Another theory that begs to be developed is an underdeterministic variant of a causal decision theory. Current variants of causal decision theory have been developed only for situations where distributions over variable values are defined. But there are situations—think bounded uncertainty—where the agent knows what possible outcomes of her decisions but the probabilistic distributions over these outcomes. A philosophically important version of this situation are Rawlsian agents behind the veil of ignorance. We don’t have a causal decision theory that specifies how one ought to behave in such situations; with the underdeterministic framework, such a theory should be fairly easy to formulate.

In 2018, I defended a dissertation in economics: Polish high-school graduates’ decision to enroll college—an analysis within the framework of identity economics (the original Polish title sounds much better) at Wrocław University of Economics. The project was funded with a grant from the National Science Centre. I haven’t gone around to it yet, but in some time I’ll post the empirical data I collected for anyone to use. Meanwhile, I’ll describe the project more.

In the last row of the classroom, a student is playing with his phone. He’s not paying attention to the lecture at all. You might think he’s just not interested in this very class, but if you follow him elsewhere, you’ll witness a similar behavior. And he’s not majoring in computer science, even though graduating in it would give him reasonably good job prospects despite a low GPA. He’s majoring in English literature, whose students you always imagined as literature enthusiasts who prefer pursuing their interests over acquiring skills that are in demand on the job market. But this student’s all interests seem to lie in his smartphone. You wonder: why does this guy even bother to enroll college?

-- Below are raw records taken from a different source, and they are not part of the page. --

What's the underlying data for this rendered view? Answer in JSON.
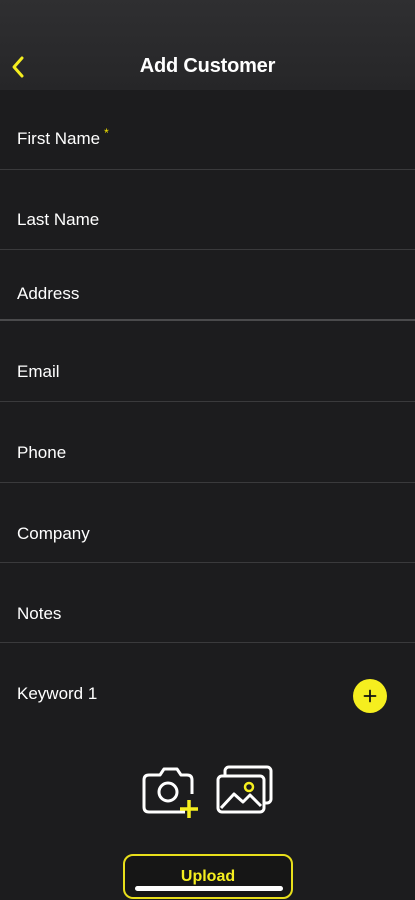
{
  "header": {
    "title": "Add Customer",
    "back_icon": "chevron-left-icon",
    "accent": "#f5ee1f"
  },
  "form": {
    "fields": [
      {
        "label": "First Name",
        "required_mark": "*"
      },
      {
        "label": "Last Name"
      },
      {
        "label": "Address"
      },
      {
        "label": "Email"
      },
      {
        "label": "Phone"
      },
      {
        "label": "Company"
      },
      {
        "label": "Notes"
      },
      {
        "label": "Keyword 1",
        "action_icon": "plus-icon"
      }
    ]
  },
  "media": {
    "camera_icon": "camera-add-icon",
    "gallery_icon": "photo-gallery-icon"
  },
  "upload": {
    "label": "Upload"
  }
}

When applied to students’ choice of major, the two main theories in the economics of education—human capital theory and signaling theory—predict that an agent will choose the major with the higher expected present value of lifetime earnings. That’s a reason, but hardly the main reason. A cross-national body of literature shows that an agent’s interests play a significant role in her choice of major (Altonji 1993, Arcidiacono 2004, Zafar 2009, Beffy, Fougère, & Maurel 2012). However—as I argue in my thesis—there’s yet another factor that influences high-school graduates’ decision to enroll college: the motivation from a social norm prescribing one to get a college degree, regardless of the major. I dub this norm the s-norm (‘s’ for study!). Were there a student motivated purely by the s-norm, he wouldn’t care what major he chose, provided the choice maximizes the probability of getting a degree. Though plausibly the motivation from the s-norm is never the only kind of motivation, it’s a live possibility that the s-norm plays a role in students’ choice of major along interests and the expected salary. My investigation shows that it is indeed so.

A working draft of the paper presenting the model and the results is here; working on this paper is currently on the back burner, however. Below, find the poster I presented at the American Economic Association meeting in 2017; its pdf version is here.

Poster for the 2017 meeting of the American Economic Association.

In 2011, I defended a master’s thesis at the University of Wrocław; it was on experimental philosophy. As it was the first thing in Polish describing studies by experimental philosophers, I put it up online. It turned out that some people have found it rather useful—I’ve seen courses that used it as a textbook (e.g., here and here). Therefore, I thought I would keep the document up. It is, obviously, super dated, and its sole value is that it might help Polish speakers who don’t feel comfortable with English. The vices notwithstanding, here it is.